The Kodak S300MD Autowind Camera is a large 35mm point and shoot film camera, which was sold between 1988 and 1993. It came in two colours – black and burgundy and was the second in the Kodak S range of compacts, including the S100EF, S400SL, S500AF, S900 and S1100XL.

Kodak S300MD Autowind Specifications

When the lens is enclosed by the lens cover, the camera has an uncanny resemblance to Darth Vader’s helmet.There’s not a huge amount to be said about the features of the Kodak S300MD, because there aren’t that many of them. The lens is an Ektanar (which I believe was a Kodak branded lens) with a 35mm perspective and f/4.5 aperture. It’s probably fair to say that the Kodak S300MD is a semi-auto point and shoot film camera. As the name implies, the film winds the film on automatically after each shot – although rewinding the film requires the user to flip a switch on the top of the camera. The film ISO speeds are set manually using a switch underneath the lens. There are, however, only two ISO settings to choose from – 100/200 and 400.

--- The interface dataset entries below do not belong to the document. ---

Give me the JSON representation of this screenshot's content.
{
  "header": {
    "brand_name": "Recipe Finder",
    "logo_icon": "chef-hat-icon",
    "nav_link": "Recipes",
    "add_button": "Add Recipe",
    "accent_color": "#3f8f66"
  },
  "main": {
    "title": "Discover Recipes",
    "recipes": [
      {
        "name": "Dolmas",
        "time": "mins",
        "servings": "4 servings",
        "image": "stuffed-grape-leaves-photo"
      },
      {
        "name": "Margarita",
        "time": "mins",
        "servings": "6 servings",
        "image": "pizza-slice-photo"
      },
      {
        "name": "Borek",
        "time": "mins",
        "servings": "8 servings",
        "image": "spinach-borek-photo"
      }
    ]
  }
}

Using the Kodak S300MD Autowind Camera

The Kodak S300MD is large, with a substantial hand-grip, which feels comfortable to hold. It is, after the Canon Sure Shot Zoom S (a candidate for noisiest camera in the World), the noisiest camera I have ever used. However at least, being a prime lens camera, it only has the chance to make a noise when it winds the film on, rather than when the lens zooms in and out. But it would be harsh to be too judgemental about that, because the Kodak S300MD was never intended to be a high-end camera.

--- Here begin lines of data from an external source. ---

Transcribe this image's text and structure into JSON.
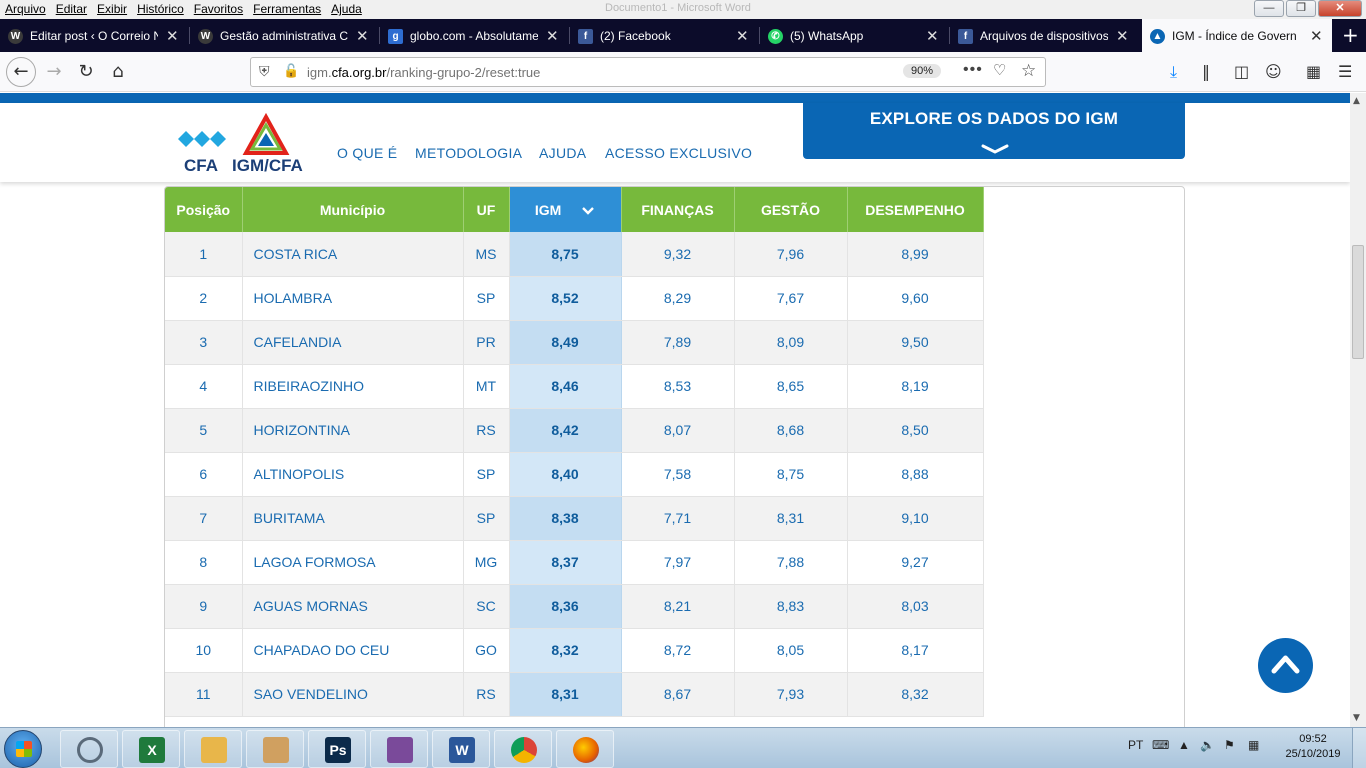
{
  "menu": {
    "items": [
      "Arquivo",
      "Editar",
      "Exibir",
      "Histórico",
      "Favoritos",
      "Ferramentas",
      "Ajuda"
    ],
    "ghost_title": "Documento1 - Microsoft Word"
  },
  "tabs": [
    {
      "title": "Editar post ‹ O Correio N",
      "icon": "wordpress-icon",
      "color": "#3a3a3a"
    },
    {
      "title": "Gestão administrativa CF",
      "icon": "wordpress-icon",
      "color": "#3a3a3a"
    },
    {
      "title": "globo.com - Absolutame",
      "icon": "globo-icon",
      "color": "#2e6dd1"
    },
    {
      "title": "(2) Facebook",
      "icon": "facebook-icon",
      "color": "#3b5998"
    },
    {
      "title": "(5) WhatsApp",
      "icon": "whatsapp-icon",
      "color": "#25d366"
    },
    {
      "title": "Arquivos de dispositivos",
      "icon": "facebook-icon",
      "color": "#3b5998"
    },
    {
      "title": "IGM - Índice de Governa",
      "icon": "igm-icon",
      "color": "#0a66b4"
    }
  ],
  "address": {
    "pre": "igm.",
    "domain": "cfa.org.br",
    "path": "/ranking-grupo-2/reset:true",
    "zoom": "90%"
  },
  "site": {
    "logo_cfa": "CFA",
    "logo_igm": "IGM/CFA",
    "nav": [
      "O QUE É",
      "METODOLOGIA",
      "AJUDA",
      "ACESSO EXCLUSIVO"
    ],
    "explore": "EXPLORE OS DADOS DO IGM"
  },
  "table": {
    "headers": [
      "Posição",
      "Município",
      "UF",
      "IGM",
      "FINANÇAS",
      "GESTÃO",
      "DESEMPENHO"
    ],
    "sorted_column": "IGM",
    "rows": [
      {
        "pos": "1",
        "mun": "COSTA RICA",
        "uf": "MS",
        "igm": "8,75",
        "fin": "9,32",
        "ges": "7,96",
        "des": "8,99"
      },
      {
        "pos": "2",
        "mun": "HOLAMBRA",
        "uf": "SP",
        "igm": "8,52",
        "fin": "8,29",
        "ges": "7,67",
        "des": "9,60"
      },
      {
        "pos": "3",
        "mun": "CAFELANDIA",
        "uf": "PR",
        "igm": "8,49",
        "fin": "7,89",
        "ges": "8,09",
        "des": "9,50"
      },
      {
        "pos": "4",
        "mun": "RIBEIRAOZINHO",
        "uf": "MT",
        "igm": "8,46",
        "fin": "8,53",
        "ges": "8,65",
        "des": "8,19"
      },
      {
        "pos": "5",
        "mun": "HORIZONTINA",
        "uf": "RS",
        "igm": "8,42",
        "fin": "8,07",
        "ges": "8,68",
        "des": "8,50"
      },
      {
        "pos": "6",
        "mun": "ALTINOPOLIS",
        "uf": "SP",
        "igm": "8,40",
        "fin": "7,58",
        "ges": "8,75",
        "des": "8,88"
      },
      {
        "pos": "7",
        "mun": "BURITAMA",
        "uf": "SP",
        "igm": "8,38",
        "fin": "7,71",
        "ges": "8,31",
        "des": "9,10"
      },
      {
        "pos": "8",
        "mun": "LAGOA FORMOSA",
        "uf": "MG",
        "igm": "8,37",
        "fin": "7,97",
        "ges": "7,88",
        "des": "9,27"
      },
      {
        "pos": "9",
        "mun": "AGUAS MORNAS",
        "uf": "SC",
        "igm": "8,36",
        "fin": "8,21",
        "ges": "8,83",
        "des": "8,03"
      },
      {
        "pos": "10",
        "mun": "CHAPADAO DO CEU",
        "uf": "GO",
        "igm": "8,32",
        "fin": "8,72",
        "ges": "8,05",
        "des": "8,17"
      },
      {
        "pos": "11",
        "mun": "SAO VENDELINO",
        "uf": "RS",
        "igm": "8,31",
        "fin": "8,67",
        "ges": "7,93",
        "des": "8,32"
      }
    ]
  },
  "taskbar": {
    "apps": [
      {
        "name": "app-icon",
        "color": "#ffffff",
        "label": ""
      },
      {
        "name": "excel-icon",
        "color": "#1f7a3c",
        "label": "X"
      },
      {
        "name": "folder-icon",
        "color": "#e8b64a",
        "label": ""
      },
      {
        "name": "paint-icon",
        "color": "#d0a060",
        "label": ""
      },
      {
        "name": "photoshop-icon",
        "color": "#0b2a4a",
        "label": "Ps"
      },
      {
        "name": "movie-maker-icon",
        "color": "#7a4a9a",
        "label": ""
      },
      {
        "name": "word-icon",
        "color": "#2b579a",
        "label": "W"
      },
      {
        "name": "chrome-icon",
        "color": "#db4437",
        "label": ""
      },
      {
        "name": "firefox-icon",
        "color": "#e66000",
        "label": ""
      }
    ],
    "lang": "PT",
    "time": "09:52",
    "date": "25/10/2019"
  },
  "colors": {
    "brand_blue": "#0a66b4",
    "header_green": "#77b93c",
    "igm_highlight": "#cce3f5"
  }
}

Kodak S300MD camera

Luke, I am your father.

The lens is covered with a plastic shield, which is manually slid open and closed. When closed, the shutter is locked, so that images can’t accidentally be taken. Also, when the lens is covered, the camera has an uncanny resemblance to Darth Vader’s helmet.

When the camera meter sense that the scene is too dark, a red indicator light is shown next to the viewfinder, when the shutter button is pressed half way down – although, it is still possible to take a photo without engaging the flash. The flash itself has to be manually set using a switch on the side of the camera. When the flash is ready to fire, an orange light flashes on the top of the camera.

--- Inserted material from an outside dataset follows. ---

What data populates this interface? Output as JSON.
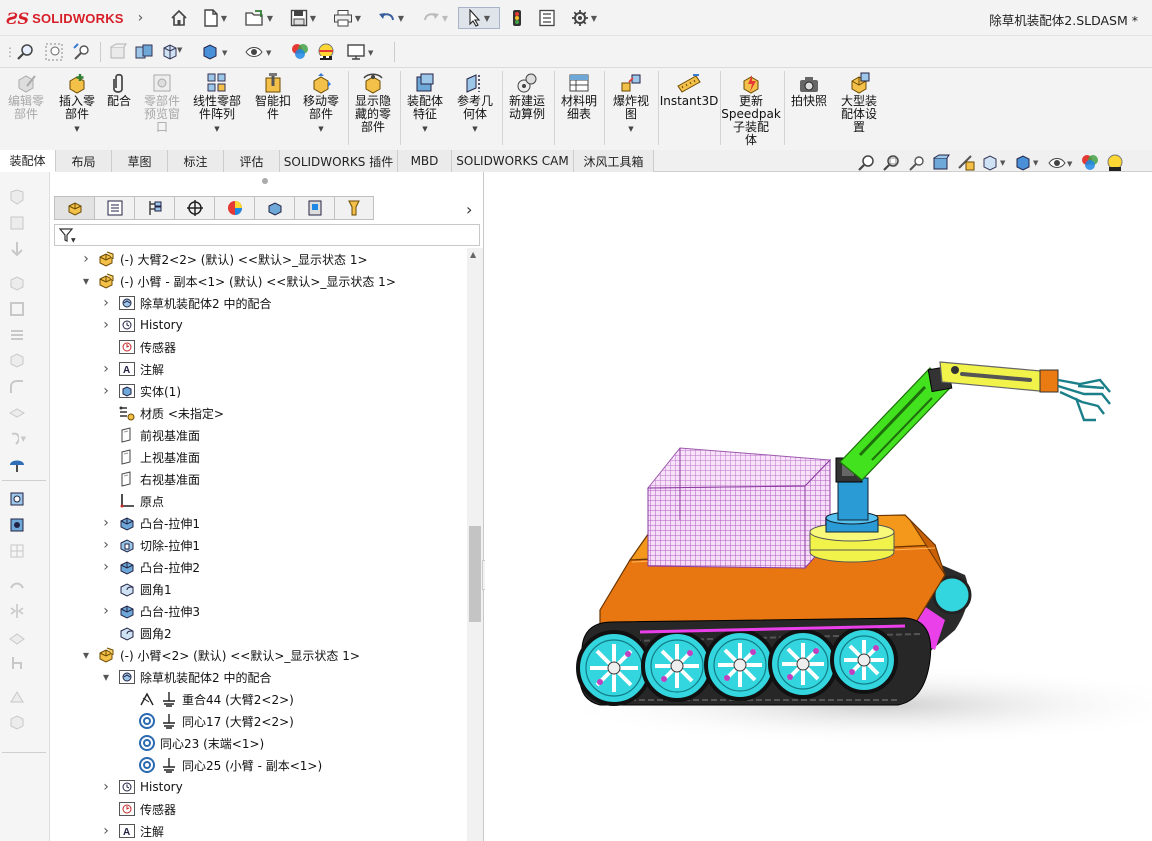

And that’s pretty much all there is to say about this camera. It’s very basic, but it does what is says on the tin.

Posted by P&SFC